§ What needs to be done
Copy out each line of the data that holds the string "this".

[Saved entries]
* * * * * * * * *
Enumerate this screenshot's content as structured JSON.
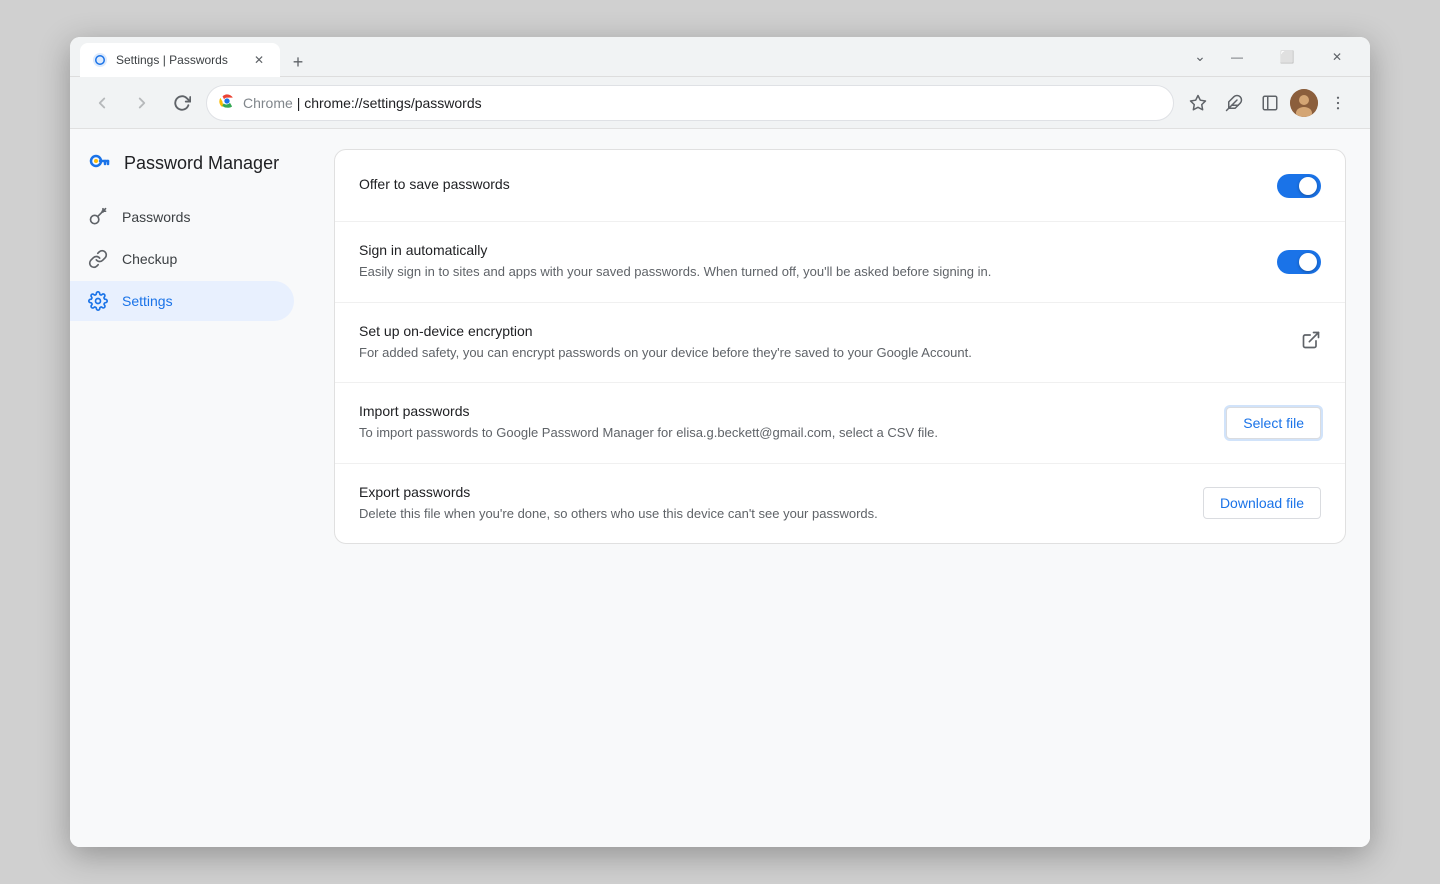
{
  "browser": {
    "tab": {
      "title": "Settings | Passwords",
      "favicon": "⚙"
    },
    "new_tab_label": "+",
    "address": {
      "protocol_label": "Chrome",
      "url_display": "chrome://settings/passwords",
      "url_full": "chrome://settings/passwords"
    },
    "window_controls": {
      "minimize": "—",
      "maximize": "□",
      "close": "✕"
    },
    "title_bar_buttons": {
      "chevron_down": "⌄",
      "minimize": "—",
      "maximize": "⬜",
      "close": "✕"
    }
  },
  "sidebar": {
    "title": "Password Manager",
    "items": [
      {
        "id": "passwords",
        "label": "Passwords",
        "icon": "key"
      },
      {
        "id": "checkup",
        "label": "Checkup",
        "icon": "checkup"
      },
      {
        "id": "settings",
        "label": "Settings",
        "icon": "gear",
        "active": true
      }
    ]
  },
  "settings": {
    "rows": [
      {
        "id": "offer-save",
        "title": "Offer to save passwords",
        "desc": "",
        "action_type": "toggle",
        "toggle_on": true
      },
      {
        "id": "auto-signin",
        "title": "Sign in automatically",
        "desc": "Easily sign in to sites and apps with your saved passwords. When turned off, you'll be asked before signing in.",
        "action_type": "toggle",
        "toggle_on": true
      },
      {
        "id": "encryption",
        "title": "Set up on-device encryption",
        "desc": "For added safety, you can encrypt passwords on your device before they're saved to your Google Account.",
        "action_type": "external-link"
      },
      {
        "id": "import",
        "title": "Import passwords",
        "desc": "To import passwords to Google Password Manager for elisa.g.beckett@gmail.com, select a CSV file.",
        "action_type": "button",
        "button_label": "Select file"
      },
      {
        "id": "export",
        "title": "Export passwords",
        "desc": "Delete this file when you're done, so others who use this device can't see your passwords.",
        "action_type": "button",
        "button_label": "Download file"
      }
    ]
  },
  "colors": {
    "accent": "#1a73e8",
    "active_nav_bg": "#e8f0fe",
    "toggle_on": "#1a73e8",
    "toggle_off": "#dadce0"
  },
  "icons": {
    "key": "🔑",
    "checkup": "🔗",
    "gear": "⚙",
    "star": "☆",
    "puzzle": "🧩",
    "sidebar_toggle": "⬛",
    "more": "⋮",
    "back": "←",
    "forward": "→",
    "refresh": "↻"
  }
}
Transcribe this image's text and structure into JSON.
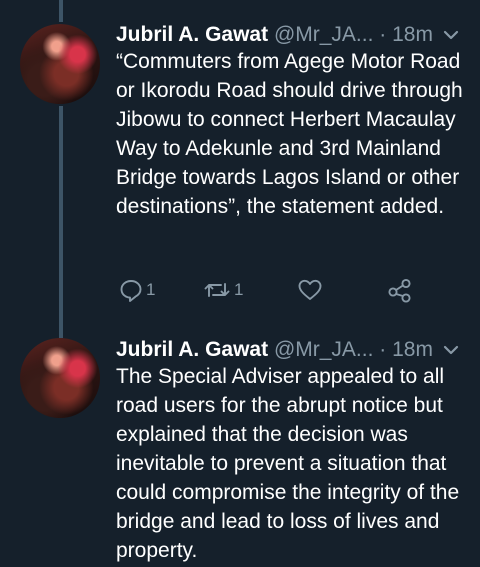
{
  "tweets": [
    {
      "author_name": "Jubril A. Gawat",
      "handle": "@Mr_JA...",
      "separator": "·",
      "time": "18m",
      "text": "“Commuters from Agege Motor Road or Ikorodu Road should drive through Jibowu to connect Herbert Macaulay Way to Adekunle and 3rd Mainland Bridge towards Lagos Island or other destinations”, the statement added.",
      "reply_count": "1",
      "retweet_count": "1"
    },
    {
      "author_name": "Jubril A. Gawat",
      "handle": "@Mr_JA...",
      "separator": "·",
      "time": "18m",
      "text": "The Special Adviser appealed to all road users for the abrupt notice but explained that the decision was inevitable to prevent a situation that could compromise the integrity of the bridge and lead to loss of lives and property."
    }
  ],
  "icons": {
    "reply": "reply-icon",
    "retweet": "retweet-icon",
    "like": "heart-icon",
    "share": "share-icon",
    "menu": "chevron-down-icon"
  },
  "colors": {
    "background": "#15202b",
    "text": "#ffffff",
    "secondary": "#8899a6",
    "thread_line": "#3d5466"
  }
}
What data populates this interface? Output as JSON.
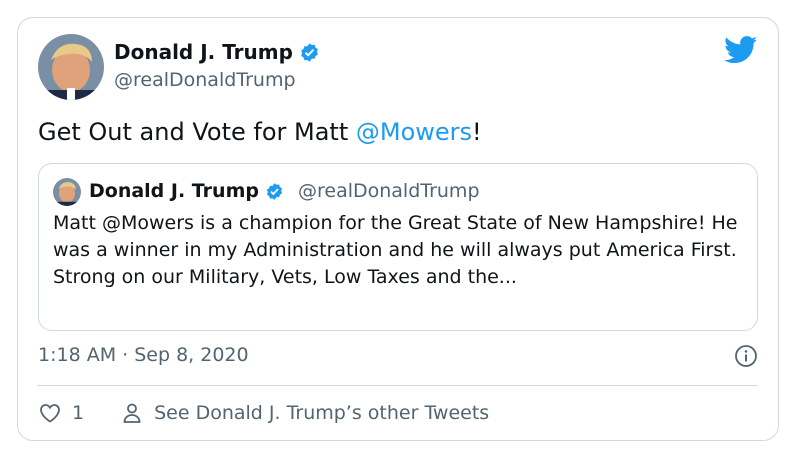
{
  "author": {
    "name": "Donald J. Trump",
    "handle": "@realDonaldTrump",
    "avatar_icon": "profile-photo",
    "verified_icon": "verified-badge-icon"
  },
  "tweet": {
    "text_before": "Get Out and Vote for Matt ",
    "mention": "@Mowers",
    "text_after": "!"
  },
  "quoted_tweet": {
    "name": "Donald J. Trump",
    "handle": "@realDonaldTrump",
    "text": "Matt @Mowers is a champion for the Great State of New Hampshire! He was a winner in my Administration and he will always put America First. Strong on our Military, Vets, Low Taxes and the..."
  },
  "timestamp": "1:18 AM · Sep 8, 2020",
  "actions": {
    "like_count": "1",
    "profile_link": "See Donald J. Trump’s other Tweets"
  },
  "colors": {
    "accent": "#1d9bf0",
    "secondary_text": "#536471",
    "border": "#cfd9de"
  }
}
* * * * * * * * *
§ Response box
Enumerate this screenshot's content as structured JSON.
        "desc": "Delete this file when you're done, so others who use this device can't see your passwords.",
Transcribe this image's text and structure into JSON.
What data populates this interface? Output as JSON.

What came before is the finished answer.